Early in my career I learned that mastering one’s way to the top can never be a part-time job. Half-hearted efforts get you nothing. Heading for whatever top you’re going after calls for a full time commitment. As I took the steps leading to success, I put forth not only a full time effort but overtime. Making commitments is something we all do. Some commitments are deeper than others, and some we have to struggle to keep, but whether easy or difficult, they all challenge us.
When we buy a home or lease a dwelling, when we purchase a car, when we take out insurance of any kind, we make a commitment to mortgage payments, the rent, the car payments, or the insurance premiums. Commitments appear in other areas of our lives too. When we marry, we commit ourselves to our spouses. When we bring children into the world, we commit ourselves to their raising and their support. When we sign a contract of any kind, we commit ourselves to living up to its terms. We commit ourselves to our families, our friends, and to the goals we set for ourselves. That means keeping all the agreements and promises you’ve made to yourself and to others as you forge ahead to reach success in the business world or in other endeavors. Their strength lies in the truth that life works when you keep your commitments to yourself and others. Nobody says that keeping commitments is easy. It takes a lot of willpower and self-discipline.
Here are a couple of ways I used to stay committed to my goal of becoming a successful automobile salesperson. First, at home after putting in a day at the dealership I wrote down what I planned to do the next day. I never listed more than three objectives for the next day. It’s easier to keep your commitments if you limit them to three. And writing them down fixes them firmly in your mind. Your list becomes a visual aid. Second, at the beginning of the following week, I’d refer to another visual aid—a phrase I had printed on a large file card and had thumb tacked on the wall of my office. It read:” I’m going to beat last week’s record!” The visual aids reinforced my determination to keep my commitments. Visual reinforcement worked for me. Try it; it could work for you.
Certainly there will be occasions when staying committed to your business or other goals will bring on periods of discouragement as well as moments of great satisfaction. It may often seem that for every two steps you take forward, you fall one step back. I know from personal experience that this can happen. But I never dwell on a backward step, for that only puts out negative vibes.
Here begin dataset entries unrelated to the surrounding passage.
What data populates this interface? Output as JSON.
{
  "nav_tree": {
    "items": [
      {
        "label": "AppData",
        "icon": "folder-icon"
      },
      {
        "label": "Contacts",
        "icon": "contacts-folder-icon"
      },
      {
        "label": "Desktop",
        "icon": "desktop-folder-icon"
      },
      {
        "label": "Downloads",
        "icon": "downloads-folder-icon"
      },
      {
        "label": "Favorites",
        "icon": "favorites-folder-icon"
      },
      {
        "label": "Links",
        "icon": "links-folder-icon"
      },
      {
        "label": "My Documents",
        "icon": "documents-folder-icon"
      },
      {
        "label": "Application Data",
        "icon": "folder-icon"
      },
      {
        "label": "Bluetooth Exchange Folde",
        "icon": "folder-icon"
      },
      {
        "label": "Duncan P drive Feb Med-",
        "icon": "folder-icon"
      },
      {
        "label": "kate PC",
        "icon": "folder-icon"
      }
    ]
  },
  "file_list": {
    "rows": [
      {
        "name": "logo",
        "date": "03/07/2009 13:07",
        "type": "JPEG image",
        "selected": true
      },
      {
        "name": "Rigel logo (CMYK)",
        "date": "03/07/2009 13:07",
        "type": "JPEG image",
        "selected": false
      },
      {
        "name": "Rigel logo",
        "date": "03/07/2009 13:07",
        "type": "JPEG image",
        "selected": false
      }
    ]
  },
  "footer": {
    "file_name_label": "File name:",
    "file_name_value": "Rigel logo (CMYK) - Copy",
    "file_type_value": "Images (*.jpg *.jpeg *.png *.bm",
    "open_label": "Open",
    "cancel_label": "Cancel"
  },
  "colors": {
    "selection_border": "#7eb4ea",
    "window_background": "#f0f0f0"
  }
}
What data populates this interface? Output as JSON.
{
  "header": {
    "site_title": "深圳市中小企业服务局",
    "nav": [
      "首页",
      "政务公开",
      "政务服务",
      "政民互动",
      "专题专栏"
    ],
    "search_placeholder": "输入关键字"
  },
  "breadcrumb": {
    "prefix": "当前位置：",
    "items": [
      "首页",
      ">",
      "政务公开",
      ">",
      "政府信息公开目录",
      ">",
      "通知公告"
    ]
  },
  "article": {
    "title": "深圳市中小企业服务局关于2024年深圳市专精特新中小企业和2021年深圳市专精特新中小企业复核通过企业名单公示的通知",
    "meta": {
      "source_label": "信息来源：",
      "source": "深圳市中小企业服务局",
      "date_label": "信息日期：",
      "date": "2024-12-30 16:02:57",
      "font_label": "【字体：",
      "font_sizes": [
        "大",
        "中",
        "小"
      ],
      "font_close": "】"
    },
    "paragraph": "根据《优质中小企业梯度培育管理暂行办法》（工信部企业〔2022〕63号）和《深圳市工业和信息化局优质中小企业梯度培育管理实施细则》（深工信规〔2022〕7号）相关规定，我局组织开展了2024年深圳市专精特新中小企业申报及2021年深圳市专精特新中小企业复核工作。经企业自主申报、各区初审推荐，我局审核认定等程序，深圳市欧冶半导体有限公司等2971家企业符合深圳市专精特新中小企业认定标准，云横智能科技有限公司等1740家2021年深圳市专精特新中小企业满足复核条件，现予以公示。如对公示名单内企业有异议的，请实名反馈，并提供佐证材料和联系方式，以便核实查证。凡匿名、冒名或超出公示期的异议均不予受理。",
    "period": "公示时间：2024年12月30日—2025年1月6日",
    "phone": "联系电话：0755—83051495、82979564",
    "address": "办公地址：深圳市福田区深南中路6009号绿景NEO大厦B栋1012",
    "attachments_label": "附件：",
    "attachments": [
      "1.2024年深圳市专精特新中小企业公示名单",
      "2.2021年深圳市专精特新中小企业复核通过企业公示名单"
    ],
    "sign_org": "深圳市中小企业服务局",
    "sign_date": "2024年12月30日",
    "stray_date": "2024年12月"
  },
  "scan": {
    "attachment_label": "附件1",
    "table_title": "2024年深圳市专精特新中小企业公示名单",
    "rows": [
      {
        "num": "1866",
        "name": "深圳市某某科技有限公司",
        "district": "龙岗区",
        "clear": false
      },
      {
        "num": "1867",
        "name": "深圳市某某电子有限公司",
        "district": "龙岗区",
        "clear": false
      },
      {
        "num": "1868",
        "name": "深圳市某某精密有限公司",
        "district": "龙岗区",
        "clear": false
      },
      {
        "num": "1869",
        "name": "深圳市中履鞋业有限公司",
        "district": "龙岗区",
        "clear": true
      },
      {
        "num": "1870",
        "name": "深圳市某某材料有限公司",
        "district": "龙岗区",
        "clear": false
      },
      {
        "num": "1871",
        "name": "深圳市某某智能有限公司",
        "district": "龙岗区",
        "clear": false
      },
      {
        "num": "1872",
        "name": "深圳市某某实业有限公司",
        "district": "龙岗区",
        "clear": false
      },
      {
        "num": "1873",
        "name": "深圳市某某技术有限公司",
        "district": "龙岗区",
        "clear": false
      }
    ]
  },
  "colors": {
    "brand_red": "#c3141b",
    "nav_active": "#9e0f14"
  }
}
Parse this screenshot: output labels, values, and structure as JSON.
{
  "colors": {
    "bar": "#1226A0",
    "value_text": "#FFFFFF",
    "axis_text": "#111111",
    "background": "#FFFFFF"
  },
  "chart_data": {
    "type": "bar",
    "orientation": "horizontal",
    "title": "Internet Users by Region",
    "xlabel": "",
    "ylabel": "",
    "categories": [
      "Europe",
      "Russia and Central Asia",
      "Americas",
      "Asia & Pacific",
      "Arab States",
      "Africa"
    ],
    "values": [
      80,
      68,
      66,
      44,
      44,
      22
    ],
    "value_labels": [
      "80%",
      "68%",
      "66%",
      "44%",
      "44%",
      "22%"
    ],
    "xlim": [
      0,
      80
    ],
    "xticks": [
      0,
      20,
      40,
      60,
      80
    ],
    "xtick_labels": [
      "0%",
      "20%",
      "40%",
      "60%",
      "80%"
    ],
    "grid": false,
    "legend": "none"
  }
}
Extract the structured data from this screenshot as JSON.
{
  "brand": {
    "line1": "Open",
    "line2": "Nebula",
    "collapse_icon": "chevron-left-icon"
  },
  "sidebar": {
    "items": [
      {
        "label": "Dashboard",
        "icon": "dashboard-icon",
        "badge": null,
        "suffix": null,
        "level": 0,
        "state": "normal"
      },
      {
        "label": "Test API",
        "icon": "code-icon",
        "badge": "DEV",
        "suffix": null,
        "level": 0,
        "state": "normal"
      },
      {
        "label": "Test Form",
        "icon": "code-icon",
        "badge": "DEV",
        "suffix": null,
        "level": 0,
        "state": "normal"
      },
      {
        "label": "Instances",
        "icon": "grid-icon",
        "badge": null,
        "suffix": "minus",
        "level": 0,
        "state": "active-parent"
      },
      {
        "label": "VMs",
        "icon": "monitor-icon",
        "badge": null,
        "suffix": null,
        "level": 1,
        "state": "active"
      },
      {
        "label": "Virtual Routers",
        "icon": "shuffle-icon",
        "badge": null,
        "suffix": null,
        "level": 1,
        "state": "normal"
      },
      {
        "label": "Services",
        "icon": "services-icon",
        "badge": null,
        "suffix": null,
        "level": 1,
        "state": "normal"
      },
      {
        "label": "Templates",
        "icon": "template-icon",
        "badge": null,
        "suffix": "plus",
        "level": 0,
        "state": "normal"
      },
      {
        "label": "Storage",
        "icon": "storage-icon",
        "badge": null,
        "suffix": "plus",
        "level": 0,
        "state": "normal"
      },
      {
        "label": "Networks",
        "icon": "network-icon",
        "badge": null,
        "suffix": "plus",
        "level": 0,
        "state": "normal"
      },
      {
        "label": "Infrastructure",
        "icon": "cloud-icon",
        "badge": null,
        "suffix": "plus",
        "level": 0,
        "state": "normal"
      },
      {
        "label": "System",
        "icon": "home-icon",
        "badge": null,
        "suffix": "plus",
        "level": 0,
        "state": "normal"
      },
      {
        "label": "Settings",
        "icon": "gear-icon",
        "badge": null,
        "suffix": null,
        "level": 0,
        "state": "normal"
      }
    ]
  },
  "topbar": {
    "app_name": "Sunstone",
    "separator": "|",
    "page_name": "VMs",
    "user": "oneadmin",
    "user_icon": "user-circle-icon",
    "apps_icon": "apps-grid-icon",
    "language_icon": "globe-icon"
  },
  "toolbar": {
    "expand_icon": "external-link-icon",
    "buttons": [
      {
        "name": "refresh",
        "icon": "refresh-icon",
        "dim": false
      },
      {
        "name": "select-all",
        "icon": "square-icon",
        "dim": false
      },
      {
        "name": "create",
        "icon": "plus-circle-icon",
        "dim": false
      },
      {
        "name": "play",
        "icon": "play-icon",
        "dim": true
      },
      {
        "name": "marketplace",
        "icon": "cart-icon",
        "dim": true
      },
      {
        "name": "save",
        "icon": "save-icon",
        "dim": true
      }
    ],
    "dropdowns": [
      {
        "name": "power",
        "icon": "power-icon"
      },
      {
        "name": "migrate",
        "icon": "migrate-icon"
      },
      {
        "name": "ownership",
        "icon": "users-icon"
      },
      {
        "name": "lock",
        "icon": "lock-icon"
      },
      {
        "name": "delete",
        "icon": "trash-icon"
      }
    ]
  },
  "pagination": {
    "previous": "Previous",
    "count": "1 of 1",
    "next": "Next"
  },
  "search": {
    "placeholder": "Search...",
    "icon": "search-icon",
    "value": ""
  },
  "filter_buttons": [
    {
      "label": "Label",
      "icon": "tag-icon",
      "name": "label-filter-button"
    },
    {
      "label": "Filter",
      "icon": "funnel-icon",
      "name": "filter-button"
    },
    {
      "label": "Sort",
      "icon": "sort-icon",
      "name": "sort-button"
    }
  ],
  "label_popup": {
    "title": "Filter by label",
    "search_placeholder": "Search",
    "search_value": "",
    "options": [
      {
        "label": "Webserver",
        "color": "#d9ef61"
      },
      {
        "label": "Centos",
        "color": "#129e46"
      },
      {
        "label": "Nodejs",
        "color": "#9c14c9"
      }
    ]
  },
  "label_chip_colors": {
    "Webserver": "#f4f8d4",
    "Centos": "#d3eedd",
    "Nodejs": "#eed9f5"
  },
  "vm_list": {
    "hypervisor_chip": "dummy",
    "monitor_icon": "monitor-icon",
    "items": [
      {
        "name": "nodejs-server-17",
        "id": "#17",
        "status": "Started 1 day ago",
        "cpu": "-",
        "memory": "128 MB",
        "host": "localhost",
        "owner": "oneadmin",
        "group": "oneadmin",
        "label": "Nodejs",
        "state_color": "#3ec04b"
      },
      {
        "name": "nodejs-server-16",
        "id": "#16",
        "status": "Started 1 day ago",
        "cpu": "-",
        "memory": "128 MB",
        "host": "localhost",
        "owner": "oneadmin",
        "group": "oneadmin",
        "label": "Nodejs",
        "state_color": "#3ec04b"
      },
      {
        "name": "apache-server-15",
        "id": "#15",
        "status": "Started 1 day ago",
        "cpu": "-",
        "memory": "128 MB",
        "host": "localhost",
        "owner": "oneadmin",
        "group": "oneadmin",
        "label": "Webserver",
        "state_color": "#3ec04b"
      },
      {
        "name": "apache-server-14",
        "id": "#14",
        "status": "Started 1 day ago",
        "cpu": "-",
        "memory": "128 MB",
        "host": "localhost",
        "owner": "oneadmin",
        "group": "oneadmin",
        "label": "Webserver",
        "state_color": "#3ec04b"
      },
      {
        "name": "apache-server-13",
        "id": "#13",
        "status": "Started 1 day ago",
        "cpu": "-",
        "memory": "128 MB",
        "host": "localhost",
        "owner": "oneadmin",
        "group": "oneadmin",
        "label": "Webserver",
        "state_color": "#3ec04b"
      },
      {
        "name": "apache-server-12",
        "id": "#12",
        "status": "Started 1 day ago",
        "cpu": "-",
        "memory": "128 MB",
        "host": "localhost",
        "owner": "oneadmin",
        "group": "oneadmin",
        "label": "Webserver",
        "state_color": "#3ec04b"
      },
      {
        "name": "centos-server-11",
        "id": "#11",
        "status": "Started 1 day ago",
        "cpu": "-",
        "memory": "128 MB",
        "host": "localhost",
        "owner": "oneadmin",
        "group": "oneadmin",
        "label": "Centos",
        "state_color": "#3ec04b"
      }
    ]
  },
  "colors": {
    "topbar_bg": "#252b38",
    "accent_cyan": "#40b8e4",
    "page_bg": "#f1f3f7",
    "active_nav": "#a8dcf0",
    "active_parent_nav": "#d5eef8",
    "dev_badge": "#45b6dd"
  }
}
I found that staying committed was easier if I shared my satisfaction times with others. Doing so reinforced my efforts and gave encouragement to others. I also realized that sharing personal discouragements with others served no useful purpose. If you want to be successful, keep your troubles to yourself. Even if you’re not having a good time at the moment, make people believe you are. I gave that advice one time during a lecture. As usual, people came up afterwards to talk to me. One young salesperson said: “I’ve heard the expression ‘crying on the inside, laughing on the outside’. Is that what you’re suggesting?” I told him that was exactly what I meant. People have enough troubles of their own. Nobody wants to see your tears. Keeping them hidden calls for self-discipline. And self-discipline is one of the keys to keeping your commitments!